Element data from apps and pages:
# # #
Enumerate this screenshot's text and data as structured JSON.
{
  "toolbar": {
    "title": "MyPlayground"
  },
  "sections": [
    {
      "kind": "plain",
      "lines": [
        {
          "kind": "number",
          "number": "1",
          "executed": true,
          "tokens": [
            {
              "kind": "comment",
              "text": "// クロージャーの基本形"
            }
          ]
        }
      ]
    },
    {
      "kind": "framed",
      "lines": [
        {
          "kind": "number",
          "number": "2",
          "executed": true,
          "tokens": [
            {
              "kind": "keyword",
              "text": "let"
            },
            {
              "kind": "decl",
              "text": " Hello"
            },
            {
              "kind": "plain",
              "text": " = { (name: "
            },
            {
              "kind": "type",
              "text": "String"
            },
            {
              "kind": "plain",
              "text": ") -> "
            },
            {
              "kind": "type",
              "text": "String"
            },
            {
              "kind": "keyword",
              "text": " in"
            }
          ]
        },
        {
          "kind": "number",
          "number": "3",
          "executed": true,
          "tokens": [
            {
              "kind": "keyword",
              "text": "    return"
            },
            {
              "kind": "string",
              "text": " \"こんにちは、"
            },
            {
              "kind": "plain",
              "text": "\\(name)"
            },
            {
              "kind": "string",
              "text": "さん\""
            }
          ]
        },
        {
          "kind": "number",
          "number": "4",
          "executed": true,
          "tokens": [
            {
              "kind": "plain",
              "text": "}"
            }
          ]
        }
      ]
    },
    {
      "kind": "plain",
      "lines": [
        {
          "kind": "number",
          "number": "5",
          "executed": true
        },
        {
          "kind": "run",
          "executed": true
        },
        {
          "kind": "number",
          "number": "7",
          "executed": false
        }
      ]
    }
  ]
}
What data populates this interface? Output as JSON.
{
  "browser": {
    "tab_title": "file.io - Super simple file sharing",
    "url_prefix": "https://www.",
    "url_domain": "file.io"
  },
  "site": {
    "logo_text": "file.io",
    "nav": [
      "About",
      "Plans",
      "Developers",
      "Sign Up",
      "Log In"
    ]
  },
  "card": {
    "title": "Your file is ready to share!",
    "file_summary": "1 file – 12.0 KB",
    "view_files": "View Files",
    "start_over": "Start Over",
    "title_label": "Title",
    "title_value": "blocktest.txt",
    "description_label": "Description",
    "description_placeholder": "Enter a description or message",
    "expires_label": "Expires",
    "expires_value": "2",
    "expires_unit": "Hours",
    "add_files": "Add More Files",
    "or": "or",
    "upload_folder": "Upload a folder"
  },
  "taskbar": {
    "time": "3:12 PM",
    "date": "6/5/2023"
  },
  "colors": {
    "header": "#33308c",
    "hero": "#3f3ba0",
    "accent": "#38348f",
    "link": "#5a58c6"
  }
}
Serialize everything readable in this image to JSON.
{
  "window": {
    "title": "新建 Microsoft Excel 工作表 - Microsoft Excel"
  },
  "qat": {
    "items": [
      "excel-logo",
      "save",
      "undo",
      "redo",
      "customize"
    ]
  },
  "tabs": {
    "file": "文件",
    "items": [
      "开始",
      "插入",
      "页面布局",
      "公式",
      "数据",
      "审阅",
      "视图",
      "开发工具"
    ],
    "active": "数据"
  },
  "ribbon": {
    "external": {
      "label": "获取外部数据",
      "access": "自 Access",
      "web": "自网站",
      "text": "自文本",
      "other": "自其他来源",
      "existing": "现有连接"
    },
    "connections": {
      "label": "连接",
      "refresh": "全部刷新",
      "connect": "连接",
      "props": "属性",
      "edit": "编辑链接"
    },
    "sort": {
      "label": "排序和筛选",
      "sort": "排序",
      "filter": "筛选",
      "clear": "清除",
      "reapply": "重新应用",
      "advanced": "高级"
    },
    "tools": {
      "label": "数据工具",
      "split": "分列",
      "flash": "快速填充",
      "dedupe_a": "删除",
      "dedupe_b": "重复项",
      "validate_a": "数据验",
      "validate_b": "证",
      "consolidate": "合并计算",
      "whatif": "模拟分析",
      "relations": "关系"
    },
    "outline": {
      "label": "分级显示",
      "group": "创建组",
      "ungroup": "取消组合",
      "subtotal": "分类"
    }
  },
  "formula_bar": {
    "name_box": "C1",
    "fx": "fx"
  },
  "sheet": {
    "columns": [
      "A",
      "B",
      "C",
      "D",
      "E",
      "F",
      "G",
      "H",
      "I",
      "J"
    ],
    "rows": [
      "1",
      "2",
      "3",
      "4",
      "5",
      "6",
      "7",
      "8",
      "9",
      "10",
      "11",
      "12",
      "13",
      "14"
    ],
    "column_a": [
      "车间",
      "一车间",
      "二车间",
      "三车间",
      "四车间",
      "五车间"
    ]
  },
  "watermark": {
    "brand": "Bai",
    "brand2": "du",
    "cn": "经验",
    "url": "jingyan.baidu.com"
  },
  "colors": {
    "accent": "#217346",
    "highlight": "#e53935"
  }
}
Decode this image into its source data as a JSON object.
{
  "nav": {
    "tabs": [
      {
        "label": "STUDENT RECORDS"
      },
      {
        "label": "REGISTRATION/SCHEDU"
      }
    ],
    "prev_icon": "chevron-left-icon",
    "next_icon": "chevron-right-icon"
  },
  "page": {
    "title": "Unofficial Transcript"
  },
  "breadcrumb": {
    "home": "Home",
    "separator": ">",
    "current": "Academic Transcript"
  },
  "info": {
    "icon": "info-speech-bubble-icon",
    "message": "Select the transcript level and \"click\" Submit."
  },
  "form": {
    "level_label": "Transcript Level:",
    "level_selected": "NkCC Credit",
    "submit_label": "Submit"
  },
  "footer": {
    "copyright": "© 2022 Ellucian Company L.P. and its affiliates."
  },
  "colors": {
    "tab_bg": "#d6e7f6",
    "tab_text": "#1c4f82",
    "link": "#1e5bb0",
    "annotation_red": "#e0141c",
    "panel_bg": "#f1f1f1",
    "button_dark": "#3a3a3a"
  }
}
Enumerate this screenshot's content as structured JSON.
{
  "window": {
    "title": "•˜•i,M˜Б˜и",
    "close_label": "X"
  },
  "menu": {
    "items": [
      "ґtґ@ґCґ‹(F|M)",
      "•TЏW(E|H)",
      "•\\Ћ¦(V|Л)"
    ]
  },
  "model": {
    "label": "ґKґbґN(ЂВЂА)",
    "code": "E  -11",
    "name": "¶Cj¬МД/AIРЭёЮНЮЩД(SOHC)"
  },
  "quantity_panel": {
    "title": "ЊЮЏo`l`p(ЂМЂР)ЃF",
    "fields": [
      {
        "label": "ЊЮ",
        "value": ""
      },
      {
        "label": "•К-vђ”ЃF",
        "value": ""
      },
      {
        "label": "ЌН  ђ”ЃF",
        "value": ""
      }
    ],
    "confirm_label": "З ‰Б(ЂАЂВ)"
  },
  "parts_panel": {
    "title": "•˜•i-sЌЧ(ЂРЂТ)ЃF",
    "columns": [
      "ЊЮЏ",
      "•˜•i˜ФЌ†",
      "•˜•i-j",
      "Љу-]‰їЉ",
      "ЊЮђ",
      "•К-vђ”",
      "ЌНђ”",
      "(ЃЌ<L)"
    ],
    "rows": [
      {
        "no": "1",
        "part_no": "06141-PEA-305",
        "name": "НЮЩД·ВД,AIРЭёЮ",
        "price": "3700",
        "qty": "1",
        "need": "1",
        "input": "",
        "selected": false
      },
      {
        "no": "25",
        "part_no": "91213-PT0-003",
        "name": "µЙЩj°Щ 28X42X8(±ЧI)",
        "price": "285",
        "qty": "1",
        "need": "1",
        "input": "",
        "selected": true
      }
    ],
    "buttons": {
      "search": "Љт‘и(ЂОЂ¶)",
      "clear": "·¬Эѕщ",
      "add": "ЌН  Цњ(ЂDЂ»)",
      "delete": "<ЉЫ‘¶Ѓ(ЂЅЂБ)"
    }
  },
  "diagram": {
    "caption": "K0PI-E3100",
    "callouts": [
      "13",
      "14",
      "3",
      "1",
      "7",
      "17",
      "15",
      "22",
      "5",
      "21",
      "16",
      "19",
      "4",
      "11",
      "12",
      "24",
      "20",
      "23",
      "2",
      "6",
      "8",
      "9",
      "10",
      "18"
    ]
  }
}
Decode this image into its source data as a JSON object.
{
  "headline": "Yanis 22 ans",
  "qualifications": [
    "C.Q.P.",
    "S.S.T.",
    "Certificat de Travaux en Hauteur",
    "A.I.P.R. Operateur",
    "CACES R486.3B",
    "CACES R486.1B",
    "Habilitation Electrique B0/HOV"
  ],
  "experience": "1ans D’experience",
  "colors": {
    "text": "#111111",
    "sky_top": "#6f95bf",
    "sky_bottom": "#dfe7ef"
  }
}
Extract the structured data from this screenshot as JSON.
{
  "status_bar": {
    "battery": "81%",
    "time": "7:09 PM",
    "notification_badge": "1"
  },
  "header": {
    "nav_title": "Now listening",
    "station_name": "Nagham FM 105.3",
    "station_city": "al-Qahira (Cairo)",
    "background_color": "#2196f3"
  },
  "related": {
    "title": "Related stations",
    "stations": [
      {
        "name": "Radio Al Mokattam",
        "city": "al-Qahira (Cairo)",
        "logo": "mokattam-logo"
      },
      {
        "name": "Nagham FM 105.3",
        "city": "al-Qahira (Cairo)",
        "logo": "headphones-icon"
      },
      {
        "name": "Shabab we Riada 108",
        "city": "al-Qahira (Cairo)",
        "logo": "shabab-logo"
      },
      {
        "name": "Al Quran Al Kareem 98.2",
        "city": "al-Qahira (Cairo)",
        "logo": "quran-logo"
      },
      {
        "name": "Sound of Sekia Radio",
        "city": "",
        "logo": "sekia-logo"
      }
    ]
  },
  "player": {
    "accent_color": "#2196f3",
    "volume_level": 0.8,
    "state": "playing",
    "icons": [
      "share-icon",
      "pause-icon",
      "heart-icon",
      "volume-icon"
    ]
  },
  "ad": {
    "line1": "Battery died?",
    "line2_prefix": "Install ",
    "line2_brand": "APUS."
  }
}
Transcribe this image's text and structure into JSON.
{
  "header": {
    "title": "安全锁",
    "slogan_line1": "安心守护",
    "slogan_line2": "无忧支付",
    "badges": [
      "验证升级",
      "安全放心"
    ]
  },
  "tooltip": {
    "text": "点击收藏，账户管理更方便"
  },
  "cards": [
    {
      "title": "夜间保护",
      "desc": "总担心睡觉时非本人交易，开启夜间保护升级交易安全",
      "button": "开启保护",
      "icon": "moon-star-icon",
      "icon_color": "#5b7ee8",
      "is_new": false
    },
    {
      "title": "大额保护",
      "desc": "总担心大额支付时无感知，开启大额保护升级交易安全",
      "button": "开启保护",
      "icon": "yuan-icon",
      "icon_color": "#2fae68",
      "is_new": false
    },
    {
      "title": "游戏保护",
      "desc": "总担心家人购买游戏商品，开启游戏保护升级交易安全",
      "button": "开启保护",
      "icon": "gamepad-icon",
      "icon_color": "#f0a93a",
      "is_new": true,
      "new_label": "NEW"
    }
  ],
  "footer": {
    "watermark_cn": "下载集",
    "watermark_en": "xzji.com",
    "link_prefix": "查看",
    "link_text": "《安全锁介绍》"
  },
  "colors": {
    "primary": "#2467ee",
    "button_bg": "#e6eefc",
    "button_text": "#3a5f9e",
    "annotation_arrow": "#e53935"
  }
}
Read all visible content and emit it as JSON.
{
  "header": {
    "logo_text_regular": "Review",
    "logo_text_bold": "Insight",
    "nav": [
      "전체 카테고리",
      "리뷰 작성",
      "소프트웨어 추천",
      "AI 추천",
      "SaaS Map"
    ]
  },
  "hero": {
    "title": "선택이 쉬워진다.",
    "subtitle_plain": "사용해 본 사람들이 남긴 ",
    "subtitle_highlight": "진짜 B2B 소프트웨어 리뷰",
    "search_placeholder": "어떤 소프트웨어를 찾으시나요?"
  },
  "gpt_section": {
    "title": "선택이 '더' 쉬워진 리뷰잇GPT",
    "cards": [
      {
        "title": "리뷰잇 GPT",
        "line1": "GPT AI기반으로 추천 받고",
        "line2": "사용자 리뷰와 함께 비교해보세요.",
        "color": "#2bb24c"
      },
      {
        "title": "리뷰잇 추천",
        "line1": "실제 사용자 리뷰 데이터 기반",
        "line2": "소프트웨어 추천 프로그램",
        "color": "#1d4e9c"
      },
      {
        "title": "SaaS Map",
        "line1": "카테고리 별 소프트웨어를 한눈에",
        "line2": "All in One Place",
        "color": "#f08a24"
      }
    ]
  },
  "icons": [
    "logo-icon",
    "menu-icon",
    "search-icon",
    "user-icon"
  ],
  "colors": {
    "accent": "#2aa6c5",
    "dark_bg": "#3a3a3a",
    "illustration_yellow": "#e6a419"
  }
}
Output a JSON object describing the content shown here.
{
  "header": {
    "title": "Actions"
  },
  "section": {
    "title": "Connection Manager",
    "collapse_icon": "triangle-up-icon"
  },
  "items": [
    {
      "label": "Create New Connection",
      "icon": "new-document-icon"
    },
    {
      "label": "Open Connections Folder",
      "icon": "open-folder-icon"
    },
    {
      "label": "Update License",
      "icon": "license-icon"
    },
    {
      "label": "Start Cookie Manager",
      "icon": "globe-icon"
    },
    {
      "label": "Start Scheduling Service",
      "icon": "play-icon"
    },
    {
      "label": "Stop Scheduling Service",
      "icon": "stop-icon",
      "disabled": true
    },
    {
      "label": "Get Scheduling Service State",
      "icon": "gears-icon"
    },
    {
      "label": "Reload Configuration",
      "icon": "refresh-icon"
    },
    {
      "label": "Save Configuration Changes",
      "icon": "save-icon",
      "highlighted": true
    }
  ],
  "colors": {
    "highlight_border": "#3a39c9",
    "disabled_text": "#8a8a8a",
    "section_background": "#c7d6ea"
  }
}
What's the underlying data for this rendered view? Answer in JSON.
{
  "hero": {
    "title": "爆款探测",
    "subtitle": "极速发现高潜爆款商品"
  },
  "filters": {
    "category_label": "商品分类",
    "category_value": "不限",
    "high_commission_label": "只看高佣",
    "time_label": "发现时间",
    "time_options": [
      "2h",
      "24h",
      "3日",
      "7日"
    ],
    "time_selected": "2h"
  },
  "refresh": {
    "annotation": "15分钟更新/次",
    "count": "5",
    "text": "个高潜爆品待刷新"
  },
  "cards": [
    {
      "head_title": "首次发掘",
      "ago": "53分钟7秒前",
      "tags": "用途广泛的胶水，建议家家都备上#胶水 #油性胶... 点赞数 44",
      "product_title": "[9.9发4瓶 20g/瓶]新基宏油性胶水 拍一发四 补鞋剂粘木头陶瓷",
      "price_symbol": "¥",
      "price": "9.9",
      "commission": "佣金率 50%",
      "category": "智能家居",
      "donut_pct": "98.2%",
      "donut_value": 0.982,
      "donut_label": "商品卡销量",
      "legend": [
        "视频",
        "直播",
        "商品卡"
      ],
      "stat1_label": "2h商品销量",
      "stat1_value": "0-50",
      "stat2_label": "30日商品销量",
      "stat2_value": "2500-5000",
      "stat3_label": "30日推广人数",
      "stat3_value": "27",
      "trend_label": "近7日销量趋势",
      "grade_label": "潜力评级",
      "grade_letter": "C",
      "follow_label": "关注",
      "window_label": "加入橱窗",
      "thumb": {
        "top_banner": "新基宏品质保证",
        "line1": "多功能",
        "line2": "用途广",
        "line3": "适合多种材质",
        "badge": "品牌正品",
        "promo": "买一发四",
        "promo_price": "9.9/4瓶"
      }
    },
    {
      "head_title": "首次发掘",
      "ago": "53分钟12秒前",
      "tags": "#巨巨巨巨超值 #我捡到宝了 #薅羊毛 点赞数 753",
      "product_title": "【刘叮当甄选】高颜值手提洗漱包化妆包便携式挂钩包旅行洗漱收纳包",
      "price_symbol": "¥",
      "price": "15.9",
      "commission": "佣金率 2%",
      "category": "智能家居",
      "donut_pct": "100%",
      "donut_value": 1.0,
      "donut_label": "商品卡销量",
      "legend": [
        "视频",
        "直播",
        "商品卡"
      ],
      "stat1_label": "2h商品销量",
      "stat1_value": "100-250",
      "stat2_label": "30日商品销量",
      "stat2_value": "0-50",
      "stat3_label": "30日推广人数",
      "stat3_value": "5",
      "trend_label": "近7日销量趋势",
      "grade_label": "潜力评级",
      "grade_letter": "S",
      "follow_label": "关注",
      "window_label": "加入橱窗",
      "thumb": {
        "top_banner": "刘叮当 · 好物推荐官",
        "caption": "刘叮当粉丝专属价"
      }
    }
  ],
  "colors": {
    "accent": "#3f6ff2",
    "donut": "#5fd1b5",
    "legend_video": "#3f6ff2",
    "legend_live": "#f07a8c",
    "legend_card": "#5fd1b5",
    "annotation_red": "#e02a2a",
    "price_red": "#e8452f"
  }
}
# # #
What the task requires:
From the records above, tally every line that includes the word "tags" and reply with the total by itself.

Task result:
2